[Excerpts from a dataset]
------------------------
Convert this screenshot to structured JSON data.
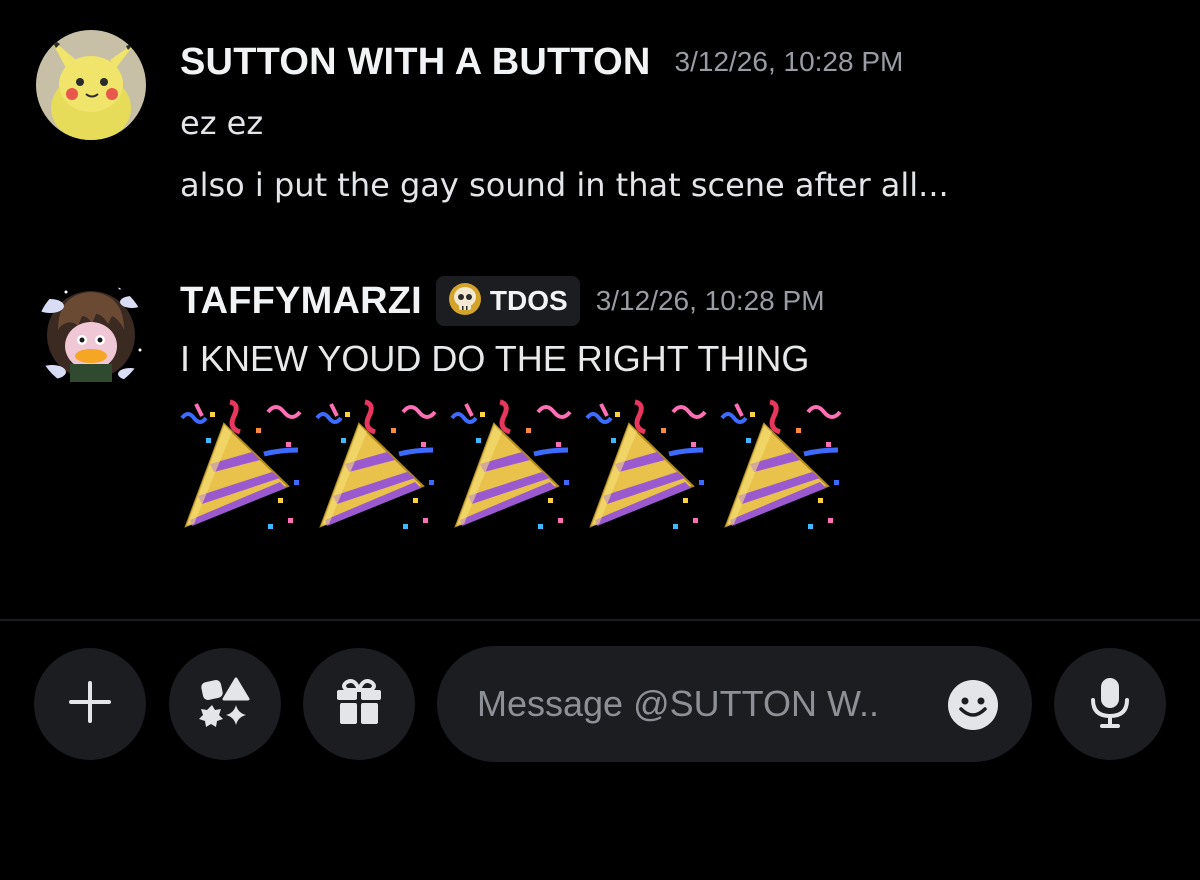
{
  "messages": [
    {
      "username": "SUTTON WITH A BUTTON",
      "timestamp": "3/12/26, 10:28 PM",
      "avatar_icon": "pikachu-avatar",
      "lines": [
        "ez ez",
        "also i put the gay sound in that scene after all..."
      ]
    },
    {
      "username": "TAFFYMARZI",
      "tag": {
        "icon": "skull-icon",
        "label": "TDOS"
      },
      "timestamp": "3/12/26, 10:28 PM",
      "avatar_icon": "penguin-avatar-with-clouds",
      "lines": [
        "I KNEW YOUD DO THE RIGHT THING"
      ],
      "emoji": [
        "party-popper",
        "party-popper",
        "party-popper",
        "party-popper",
        "party-popper"
      ]
    }
  ],
  "composer": {
    "placeholder": "Message @SUTTON W..",
    "buttons": [
      "plus-icon",
      "apps-icon",
      "gift-icon",
      "emoji-icon",
      "microphone-icon"
    ]
  },
  "colors": {
    "background": "#000000",
    "surface": "#1c1d21",
    "username": "#f2f3f5",
    "timestamp": "#9a9ca3"
  }
}
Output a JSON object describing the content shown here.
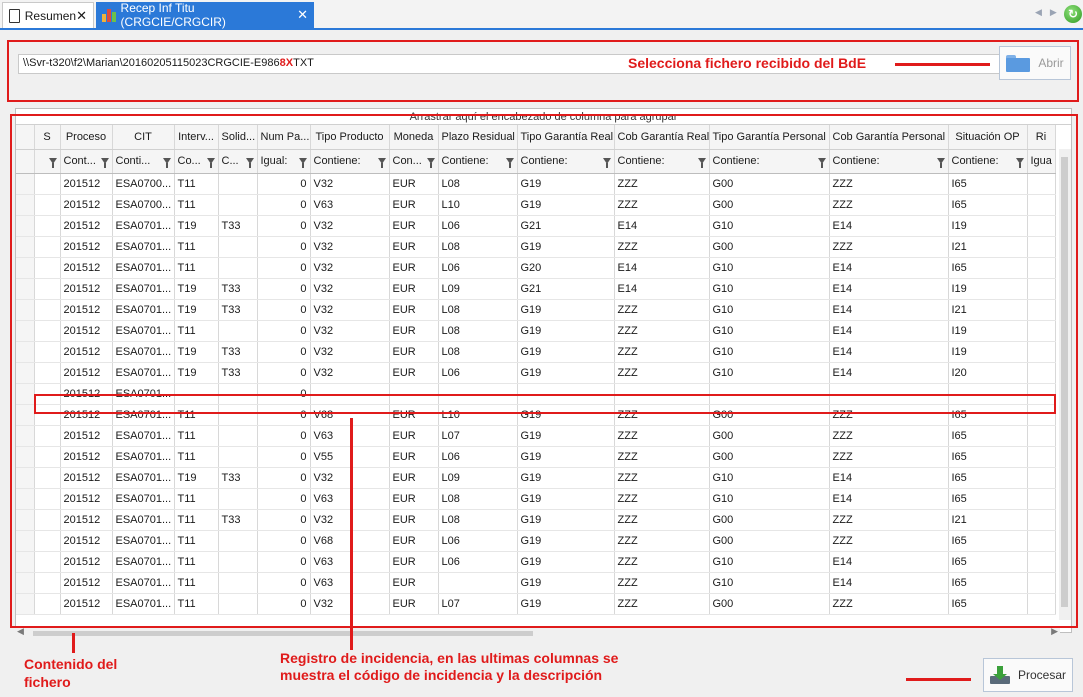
{
  "tabs": [
    {
      "label": "Resumen",
      "close": "✕"
    },
    {
      "label": "Recep Inf Titu (CRGCIE/CRGCIR)",
      "close": "✕"
    }
  ],
  "file": {
    "path_prefix": "\\\\Svr-t320\\f2\\Marian\\20160205115023CRGCIE-E986",
    "path_marked": "8X",
    "path_suffix": "TXT",
    "open_button": "Abrir"
  },
  "annotations": {
    "select_file": "Selecciona fichero recibido del BdE",
    "content": "Contenido del\nfichero",
    "incident": "Registro de incidencia, en las ultimas columnas se\nmuestra el código de incidencia y la descripción"
  },
  "grid": {
    "group_hint": "Arrastrar aquí el encabezado de columna para agrupar",
    "columns": [
      "",
      "S",
      "Proceso",
      "CIT",
      "Interv...",
      "Solid...",
      "Num Pa...",
      "Tipo Producto",
      "Moneda",
      "Plazo Residual",
      "Tipo Garantía Real",
      "Cob Garantía Real",
      "Tipo Garantía Personal",
      "Cob Garantía Personal",
      "Situación OP",
      "Ri"
    ],
    "filters": [
      "",
      "",
      "Cont...",
      "Conti...",
      "Co...",
      "C...",
      "Igual:",
      "Contiene:",
      "Con...",
      "Contiene:",
      "Contiene:",
      "Contiene:",
      "Contiene:",
      "Contiene:",
      "Contiene:",
      "Igua"
    ],
    "rows": [
      [
        "201512",
        "ESA0700...",
        "T11",
        "",
        "0",
        "V32",
        "EUR",
        "L08",
        "G19",
        "ZZZ",
        "G00",
        "ZZZ",
        "I65"
      ],
      [
        "201512",
        "ESA0700...",
        "T11",
        "",
        "0",
        "V63",
        "EUR",
        "L10",
        "G19",
        "ZZZ",
        "G00",
        "ZZZ",
        "I65"
      ],
      [
        "201512",
        "ESA0701...",
        "T19",
        "T33",
        "0",
        "V32",
        "EUR",
        "L06",
        "G21",
        "E14",
        "G10",
        "E14",
        "I19"
      ],
      [
        "201512",
        "ESA0701...",
        "T11",
        "",
        "0",
        "V32",
        "EUR",
        "L08",
        "G19",
        "ZZZ",
        "G00",
        "ZZZ",
        "I21"
      ],
      [
        "201512",
        "ESA0701...",
        "T11",
        "",
        "0",
        "V32",
        "EUR",
        "L06",
        "G20",
        "E14",
        "G10",
        "E14",
        "I65"
      ],
      [
        "201512",
        "ESA0701...",
        "T19",
        "T33",
        "0",
        "V32",
        "EUR",
        "L09",
        "G21",
        "E14",
        "G10",
        "E14",
        "I19"
      ],
      [
        "201512",
        "ESA0701...",
        "T19",
        "T33",
        "0",
        "V32",
        "EUR",
        "L08",
        "G19",
        "ZZZ",
        "G10",
        "E14",
        "I21"
      ],
      [
        "201512",
        "ESA0701...",
        "T11",
        "",
        "0",
        "V32",
        "EUR",
        "L08",
        "G19",
        "ZZZ",
        "G10",
        "E14",
        "I19"
      ],
      [
        "201512",
        "ESA0701...",
        "T19",
        "T33",
        "0",
        "V32",
        "EUR",
        "L08",
        "G19",
        "ZZZ",
        "G10",
        "E14",
        "I19"
      ],
      [
        "201512",
        "ESA0701...",
        "T19",
        "T33",
        "0",
        "V32",
        "EUR",
        "L06",
        "G19",
        "ZZZ",
        "G10",
        "E14",
        "I20"
      ],
      [
        "201512",
        "ESA0701...",
        "",
        "",
        "0",
        "",
        "",
        "",
        "",
        "",
        "",
        "",
        ""
      ],
      [
        "201512",
        "ESA0701...",
        "T11",
        "",
        "0",
        "V68",
        "EUR",
        "L10",
        "G19",
        "ZZZ",
        "G00",
        "ZZZ",
        "I65"
      ],
      [
        "201512",
        "ESA0701...",
        "T11",
        "",
        "0",
        "V63",
        "EUR",
        "L07",
        "G19",
        "ZZZ",
        "G00",
        "ZZZ",
        "I65"
      ],
      [
        "201512",
        "ESA0701...",
        "T11",
        "",
        "0",
        "V55",
        "EUR",
        "L06",
        "G19",
        "ZZZ",
        "G00",
        "ZZZ",
        "I65"
      ],
      [
        "201512",
        "ESA0701...",
        "T19",
        "T33",
        "0",
        "V32",
        "EUR",
        "L09",
        "G19",
        "ZZZ",
        "G10",
        "E14",
        "I65"
      ],
      [
        "201512",
        "ESA0701...",
        "T11",
        "",
        "0",
        "V63",
        "EUR",
        "L08",
        "G19",
        "ZZZ",
        "G10",
        "E14",
        "I65"
      ],
      [
        "201512",
        "ESA0701...",
        "T11",
        "T33",
        "0",
        "V32",
        "EUR",
        "L08",
        "G19",
        "ZZZ",
        "G00",
        "ZZZ",
        "I21"
      ],
      [
        "201512",
        "ESA0701...",
        "T11",
        "",
        "0",
        "V68",
        "EUR",
        "L06",
        "G19",
        "ZZZ",
        "G00",
        "ZZZ",
        "I65"
      ],
      [
        "201512",
        "ESA0701...",
        "T11",
        "",
        "0",
        "V63",
        "EUR",
        "L06",
        "G19",
        "ZZZ",
        "G10",
        "E14",
        "I65"
      ],
      [
        "201512",
        "ESA0701...",
        "T11",
        "",
        "0",
        "V63",
        "EUR",
        "",
        "G19",
        "ZZZ",
        "G10",
        "E14",
        "I65"
      ],
      [
        "201512",
        "ESA0701...",
        "T11",
        "",
        "0",
        "V32",
        "EUR",
        "L07",
        "G19",
        "ZZZ",
        "G00",
        "ZZZ",
        "I65"
      ]
    ]
  },
  "process_button": "Procesar",
  "colors": {
    "accent": "#2b79d8",
    "annotation": "#e01b1b"
  }
}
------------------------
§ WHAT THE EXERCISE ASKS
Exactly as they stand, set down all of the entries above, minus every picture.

§ ANSWER TO THIS PROBLEM
Convert this screenshot to structured JSON data.
{
  "messages": [
    {
      "username": "SUTTON WITH A BUTTON",
      "timestamp": "3/12/26, 10:28 PM",
      "avatar_icon": "pikachu-avatar",
      "lines": [
        "ez ez",
        "also i put the gay sound in that scene after all..."
      ]
    },
    {
      "username": "TAFFYMARZI",
      "tag": {
        "icon": "skull-icon",
        "label": "TDOS"
      },
      "timestamp": "3/12/26, 10:28 PM",
      "avatar_icon": "penguin-avatar-with-clouds",
      "lines": [
        "I KNEW YOUD DO THE RIGHT THING"
      ],
      "emoji": [
        "party-popper",
        "party-popper",
        "party-popper",
        "party-popper",
        "party-popper"
      ]
    }
  ],
  "composer": {
    "placeholder": "Message @SUTTON W..",
    "buttons": [
      "plus-icon",
      "apps-icon",
      "gift-icon",
      "emoji-icon",
      "microphone-icon"
    ]
  },
  "colors": {
    "background": "#000000",
    "surface": "#1c1d21",
    "username": "#f2f3f5",
    "timestamp": "#9a9ca3"
  }
}
Output a JSON object describing the content shown here.
{
  "tabs": [
    {
      "label": "Resumen",
      "close": "✕"
    },
    {
      "label": "Recep Inf Titu (CRGCIE/CRGCIR)",
      "close": "✕"
    }
  ],
  "file": {
    "path_prefix": "\\\\Svr-t320\\f2\\Marian\\20160205115023CRGCIE-E986",
    "path_marked": "8X",
    "path_suffix": "TXT",
    "open_button": "Abrir"
  },
  "annotations": {
    "select_file": "Selecciona fichero recibido del BdE",
    "content": "Contenido del\nfichero",
    "incident": "Registro de incidencia, en las ultimas columnas se\nmuestra el código de incidencia y la descripción"
  },
  "grid": {
    "group_hint": "Arrastrar aquí el encabezado de columna para agrupar",
    "columns": [
      "",
      "S",
      "Proceso",
      "CIT",
      "Interv...",
      "Solid...",
      "Num Pa...",
      "Tipo Producto",
      "Moneda",
      "Plazo Residual",
      "Tipo Garantía Real",
      "Cob Garantía Real",
      "Tipo Garantía Personal",
      "Cob Garantía Personal",
      "Situación OP",
      "Ri"
    ],
    "filters": [
      "",
      "",
      "Cont...",
      "Conti...",
      "Co...",
      "C...",
      "Igual:",
      "Contiene:",
      "Con...",
      "Contiene:",
      "Contiene:",
      "Contiene:",
      "Contiene:",
      "Contiene:",
      "Contiene:",
      "Igua"
    ],
    "rows": [
      [
        "201512",
        "ESA0700...",
        "T11",
        "",
        "0",
        "V32",
        "EUR",
        "L08",
        "G19",
        "ZZZ",
        "G00",
        "ZZZ",
        "I65"
      ],
      [
        "201512",
        "ESA0700...",
        "T11",
        "",
        "0",
        "V63",
        "EUR",
        "L10",
        "G19",
        "ZZZ",
        "G00",
        "ZZZ",
        "I65"
      ],
      [
        "201512",
        "ESA0701...",
        "T19",
        "T33",
        "0",
        "V32",
        "EUR",
        "L06",
        "G21",
        "E14",
        "G10",
        "E14",
        "I19"
      ],
      [
        "201512",
        "ESA0701...",
        "T11",
        "",
        "0",
        "V32",
        "EUR",
        "L08",
        "G19",
        "ZZZ",
        "G00",
        "ZZZ",
        "I21"
      ],
      [
        "201512",
        "ESA0701...",
        "T11",
        "",
        "0",
        "V32",
        "EUR",
        "L06",
        "G20",
        "E14",
        "G10",
        "E14",
        "I65"
      ],
      [
        "201512",
        "ESA0701...",
        "T19",
        "T33",
        "0",
        "V32",
        "EUR",
        "L09",
        "G21",
        "E14",
        "G10",
        "E14",
        "I19"
      ],
      [
        "201512",
        "ESA0701...",
        "T19",
        "T33",
        "0",
        "V32",
        "EUR",
        "L08",
        "G19",
        "ZZZ",
        "G10",
        "E14",
        "I21"
      ],
      [
        "201512",
        "ESA0701...",
        "T11",
        "",
        "0",
        "V32",
        "EUR",
        "L08",
        "G19",
        "ZZZ",
        "G10",
        "E14",
        "I19"
      ],
      [
        "201512",
        "ESA0701...",
        "T19",
        "T33",
        "0",
        "V32",
        "EUR",
        "L08",
        "G19",
        "ZZZ",
        "G10",
        "E14",
        "I19"
      ],
      [
        "201512",
        "ESA0701...",
        "T19",
        "T33",
        "0",
        "V32",
        "EUR",
        "L06",
        "G19",
        "ZZZ",
        "G10",
        "E14",
        "I20"
      ],
      [
        "201512",
        "ESA0701...",
        "",
        "",
        "0",
        "",
        "",
        "",
        "",
        "",
        "",
        "",
        ""
      ],
      [
        "201512",
        "ESA0701...",
        "T11",
        "",
        "0",
        "V68",
        "EUR",
        "L10",
        "G19",
        "ZZZ",
        "G00",
        "ZZZ",
        "I65"
      ],
      [
        "201512",
        "ESA0701...",
        "T11",
        "",
        "0",
        "V63",
        "EUR",
        "L07",
        "G19",
        "ZZZ",
        "G00",
        "ZZZ",
        "I65"
      ],
      [
        "201512",
        "ESA0701...",
        "T11",
        "",
        "0",
        "V55",
        "EUR",
        "L06",
        "G19",
        "ZZZ",
        "G00",
        "ZZZ",
        "I65"
      ],
      [
        "201512",
        "ESA0701...",
        "T19",
        "T33",
        "0",
        "V32",
        "EUR",
        "L09",
        "G19",
        "ZZZ",
        "G10",
        "E14",
        "I65"
      ],
      [
        "201512",
        "ESA0701...",
        "T11",
        "",
        "0",
        "V63",
        "EUR",
        "L08",
        "G19",
        "ZZZ",
        "G10",
        "E14",
        "I65"
      ],
      [
        "201512",
        "ESA0701...",
        "T11",
        "T33",
        "0",
        "V32",
        "EUR",
        "L08",
        "G19",
        "ZZZ",
        "G00",
        "ZZZ",
        "I21"
      ],
      [
        "201512",
        "ESA0701...",
        "T11",
        "",
        "0",
        "V68",
        "EUR",
        "L06",
        "G19",
        "ZZZ",
        "G00",
        "ZZZ",
        "I65"
      ],
      [
        "201512",
        "ESA0701...",
        "T11",
        "",
        "0",
        "V63",
        "EUR",
        "L06",
        "G19",
        "ZZZ",
        "G10",
        "E14",
        "I65"
      ],
      [
        "201512",
        "ESA0701...",
        "T11",
        "",
        "0",
        "V63",
        "EUR",
        "",
        "G19",
        "ZZZ",
        "G10",
        "E14",
        "I65"
      ],
      [
        "201512",
        "ESA0701...",
        "T11",
        "",
        "0",
        "V32",
        "EUR",
        "L07",
        "G19",
        "ZZZ",
        "G00",
        "ZZZ",
        "I65"
      ]
    ]
  },
  "process_button": "Procesar",
  "colors": {
    "accent": "#2b79d8",
    "annotation": "#e01b1b"
  }
}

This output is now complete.